- Plan an ornament exchange–like a cookie exchange, only with ornaments. Follow a theme, make them all 2020-related (dumpster fire costumes were popular during Halloween!), or do something personal.
- Volunteer. Whether you do this alone or with family and friends, it’s an important way to acknowledge how much you have to give. The value of your time, to paraphrase the Grinch, “Comes without ribbons! Comes without tags! Comes without packages, boxes, or bags!”
Maintaining Caution Due to COVID
As you plan your holiday, remember that many areas of the United States are still dealing with high COVID-19 rates, which aren’t expected to subside by the end of the year. In October 2020, the Arizona Department of Health reminded citizens “don’t let down your guard” as cases trended upward again, and encouraged everyone to continue following specific health guidelines in many aspects of daily life.

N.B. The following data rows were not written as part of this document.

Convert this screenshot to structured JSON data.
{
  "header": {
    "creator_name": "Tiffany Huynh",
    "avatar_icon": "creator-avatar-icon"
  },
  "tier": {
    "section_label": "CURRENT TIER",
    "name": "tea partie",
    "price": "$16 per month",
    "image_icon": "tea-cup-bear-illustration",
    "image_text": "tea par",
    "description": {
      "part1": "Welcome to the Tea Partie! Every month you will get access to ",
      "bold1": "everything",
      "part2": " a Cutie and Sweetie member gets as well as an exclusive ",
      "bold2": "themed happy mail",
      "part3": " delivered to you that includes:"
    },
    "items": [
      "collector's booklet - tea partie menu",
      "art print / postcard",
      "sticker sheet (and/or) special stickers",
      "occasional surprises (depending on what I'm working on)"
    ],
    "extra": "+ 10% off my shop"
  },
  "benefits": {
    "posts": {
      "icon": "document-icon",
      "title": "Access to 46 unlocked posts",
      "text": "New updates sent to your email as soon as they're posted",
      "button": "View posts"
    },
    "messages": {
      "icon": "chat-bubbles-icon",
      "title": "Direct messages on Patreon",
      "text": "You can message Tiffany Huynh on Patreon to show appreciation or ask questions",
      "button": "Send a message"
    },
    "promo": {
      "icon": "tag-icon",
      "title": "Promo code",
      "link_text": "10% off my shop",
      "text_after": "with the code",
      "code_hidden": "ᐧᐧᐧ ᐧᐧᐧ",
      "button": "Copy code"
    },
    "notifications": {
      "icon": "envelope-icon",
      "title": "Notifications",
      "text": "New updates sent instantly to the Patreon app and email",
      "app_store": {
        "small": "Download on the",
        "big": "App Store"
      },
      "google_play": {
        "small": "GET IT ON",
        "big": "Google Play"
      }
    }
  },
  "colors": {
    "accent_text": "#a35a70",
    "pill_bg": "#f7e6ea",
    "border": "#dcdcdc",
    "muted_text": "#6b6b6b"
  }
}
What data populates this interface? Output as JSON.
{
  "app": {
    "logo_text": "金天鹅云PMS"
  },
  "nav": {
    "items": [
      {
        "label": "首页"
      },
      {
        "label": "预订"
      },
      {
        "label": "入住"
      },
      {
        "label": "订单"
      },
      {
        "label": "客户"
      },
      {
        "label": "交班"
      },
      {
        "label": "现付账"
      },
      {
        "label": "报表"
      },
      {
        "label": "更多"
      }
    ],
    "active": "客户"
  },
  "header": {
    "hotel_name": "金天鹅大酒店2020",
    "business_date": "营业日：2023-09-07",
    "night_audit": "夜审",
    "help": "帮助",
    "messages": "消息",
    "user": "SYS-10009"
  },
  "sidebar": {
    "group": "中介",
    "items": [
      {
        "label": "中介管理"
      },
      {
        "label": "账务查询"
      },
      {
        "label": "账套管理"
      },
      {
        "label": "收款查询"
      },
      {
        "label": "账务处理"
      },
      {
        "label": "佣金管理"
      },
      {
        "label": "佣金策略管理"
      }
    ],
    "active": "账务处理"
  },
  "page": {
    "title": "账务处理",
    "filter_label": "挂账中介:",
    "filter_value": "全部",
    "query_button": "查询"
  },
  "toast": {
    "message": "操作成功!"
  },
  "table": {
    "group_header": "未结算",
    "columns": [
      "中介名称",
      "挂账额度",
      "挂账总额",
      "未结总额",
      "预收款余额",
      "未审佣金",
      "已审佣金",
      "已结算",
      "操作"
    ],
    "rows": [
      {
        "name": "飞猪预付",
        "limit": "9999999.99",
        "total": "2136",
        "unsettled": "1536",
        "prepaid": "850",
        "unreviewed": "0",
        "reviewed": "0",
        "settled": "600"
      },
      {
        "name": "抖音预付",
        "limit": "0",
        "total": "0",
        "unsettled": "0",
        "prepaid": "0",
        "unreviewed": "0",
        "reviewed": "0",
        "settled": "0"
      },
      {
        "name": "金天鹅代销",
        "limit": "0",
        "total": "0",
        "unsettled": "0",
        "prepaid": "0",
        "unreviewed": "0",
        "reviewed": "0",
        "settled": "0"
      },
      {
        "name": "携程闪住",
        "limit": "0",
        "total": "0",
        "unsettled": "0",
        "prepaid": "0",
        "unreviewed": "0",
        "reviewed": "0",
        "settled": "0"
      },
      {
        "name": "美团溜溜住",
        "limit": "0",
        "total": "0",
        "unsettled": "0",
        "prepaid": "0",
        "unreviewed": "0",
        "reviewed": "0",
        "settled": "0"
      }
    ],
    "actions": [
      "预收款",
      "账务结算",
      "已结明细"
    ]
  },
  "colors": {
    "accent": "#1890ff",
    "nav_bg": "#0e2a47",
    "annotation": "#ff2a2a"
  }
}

Nevertheless, people still want to travel or play party host in order to see family and friends as part of their holiday celebrations. Is it advisable to do this? Here are some resources to review before making holiday plans:
- Centers for Disease Control: Holiday Celebrations
- CNN: Seeing Family and Friends
- Arizona Public Research Group: Home Safe for the Holidays
It’s also important to remember that some members of your circle might not feel comfortable getting together yet. This doesn’t mean you have to be isolated—your celebrations just might require some adjustments.
Available to Spread Good Cheer or Provide Help
What are other people doing to celebrate the end of 2020? Pose that question on our Facebook page to learn what new ideas help you make the season bright.